Film festivals are overwhelming. I always think I’m going to pick the good ones, but doesn’t always work out that way. This year, for the Houston Cinema Arts Festival (HCAF), I took a few chances. Here are the highlights.
In an effort dubbed “Project Shirley,” Milestone Films — headed by husband and wife team Dennis Doros and Amy Heller — has set out to restore and distribute Shirley Clarke’s feature films and shorts. Clarke was an experimental, incredibly original filmmaker who influenced a generation of filmmakers, but somehow didn’t find her way into fame in the male-dominated avant garde canon.
Shirley Clarke’s The Connection, adapted from Jack Gelber’s controversial 1959 stage play, is a funny, tragic, and strange film. A group of heroin addicts wait anxiously in a cramped loft for their dealer to show up and deliver their fix. To pass the time they play jazz, sleep, moan, philosophize, and play more jazz. A fictional director nudges and prods the dope-sick anti-heroes, cajoling them into telling us what being a dope fiend is all about. The self-awareness never ventures into the territory of trickery or annoyance, while still poking fun at the occasionally exploitative nature of documentary investigations.
While the characters may be tragically hip, the film never becomes too hip for itself. The pace and distance is carefully controlled. Nothing feels accidental. Arthur Ornitz’s camera work is dynamic, sharp, and deliberate.
One my issues with so-called “beat” narratives is that they try to imitate bebop as a naïve, relentless high without acknowledging the low that follows; hence the critique of typing without writing. In The Connection, Clarke slows down, allowing moments of tragedy to break through the cool, affected airs, revealing the sorrow and loneliness of addiction.

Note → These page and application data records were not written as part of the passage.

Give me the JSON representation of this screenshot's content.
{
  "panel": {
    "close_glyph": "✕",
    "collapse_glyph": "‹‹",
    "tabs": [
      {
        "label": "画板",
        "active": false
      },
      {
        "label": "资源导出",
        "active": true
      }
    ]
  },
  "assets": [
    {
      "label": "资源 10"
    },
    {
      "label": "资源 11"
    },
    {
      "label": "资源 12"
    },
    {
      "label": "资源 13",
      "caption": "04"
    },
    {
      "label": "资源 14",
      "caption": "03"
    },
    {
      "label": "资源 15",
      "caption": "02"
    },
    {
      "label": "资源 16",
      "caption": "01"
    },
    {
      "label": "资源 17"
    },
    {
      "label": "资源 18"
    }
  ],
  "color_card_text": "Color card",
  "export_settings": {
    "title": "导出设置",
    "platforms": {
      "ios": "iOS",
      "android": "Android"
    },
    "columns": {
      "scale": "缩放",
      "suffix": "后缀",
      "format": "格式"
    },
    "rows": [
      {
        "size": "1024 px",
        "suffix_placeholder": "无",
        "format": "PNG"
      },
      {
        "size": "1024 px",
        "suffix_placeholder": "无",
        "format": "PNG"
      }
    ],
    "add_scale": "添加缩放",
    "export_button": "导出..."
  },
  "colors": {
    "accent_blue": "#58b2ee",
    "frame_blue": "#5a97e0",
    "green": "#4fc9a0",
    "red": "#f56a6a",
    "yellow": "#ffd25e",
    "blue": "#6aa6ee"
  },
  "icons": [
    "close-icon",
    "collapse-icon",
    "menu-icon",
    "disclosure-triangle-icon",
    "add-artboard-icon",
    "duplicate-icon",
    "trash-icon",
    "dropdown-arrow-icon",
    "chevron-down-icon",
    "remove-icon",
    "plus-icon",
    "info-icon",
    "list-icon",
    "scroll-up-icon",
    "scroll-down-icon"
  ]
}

Clarke’s Ornette Coleman: Made in America is a touching portrait of one of the most influential and prolific jazz musicians of all time. Coleman is up there when it comes to eccentrics, and Clarke’s portrait of him does his strange genius justice. Clarke combines archival interviews, concert footage, fictional reenactments, and 1980s FX into a unique journey into the life and mind of her subject. I thought I knew a lot about Ornette Coleman, but watching the movie, I realized how little I knew.

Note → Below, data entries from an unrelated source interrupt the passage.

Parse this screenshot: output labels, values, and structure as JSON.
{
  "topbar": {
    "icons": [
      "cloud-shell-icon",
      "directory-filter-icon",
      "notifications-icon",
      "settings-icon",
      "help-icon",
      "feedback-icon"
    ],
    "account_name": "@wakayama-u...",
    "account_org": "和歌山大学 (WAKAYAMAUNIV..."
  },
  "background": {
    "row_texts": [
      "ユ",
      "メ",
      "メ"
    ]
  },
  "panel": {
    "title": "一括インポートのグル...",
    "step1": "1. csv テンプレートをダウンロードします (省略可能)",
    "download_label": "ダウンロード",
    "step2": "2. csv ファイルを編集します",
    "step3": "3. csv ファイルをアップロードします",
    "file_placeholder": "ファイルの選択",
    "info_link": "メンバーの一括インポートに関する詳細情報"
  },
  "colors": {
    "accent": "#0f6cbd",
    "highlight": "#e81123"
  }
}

Clarke’s documents the intimate relationship Ornette and his son, Denardo, as Ornette encourages Denardo’s growth as a musician, human being and later, as his manager. Coleman seems so completely at home in the camera’s gaze, always grinning, speaking from his heart as he describes his successes, his failures, his hopes for himself, his family, and the human race. He really can’t help but be so completely himself, it’s a joy to watch.
Caesar Must Die, directed by Paolo Taviani and Vittorio Taviani, chronicles a production of Shakespeare’s Julius Caesar set in an Italian prison. During the auditions and casting decisions, the film feels like a documentary about the prisoners, but it quickly transforms into a filmed version of the play. As they start to learn their lines, dramatic music is cued in the background and the camera takes on a dramatic flair. Fragments of the play go on in the hallways, in their cell-blocks, with and without direction from the play’s director, and with scripted or not-so-scripted squabbles between the actors.
The prison, with its empty concrete rooms bordered by wire and iron, looks like a better set than you could find on any professional theater stage. Some of the documentary interaction struck me as forced or scripted, but it’s easily forgiven: It’s about their experience as actors, and the lines between prisoner and actor should be blurry. Between the auditions and the final performance of the show, some of the prisoners undergo surprising transformations as actors, finding meaning through their art and a profound joy in the bleak landscape of incarceration.
Joseph Wozny is a writer and musician living in Houston.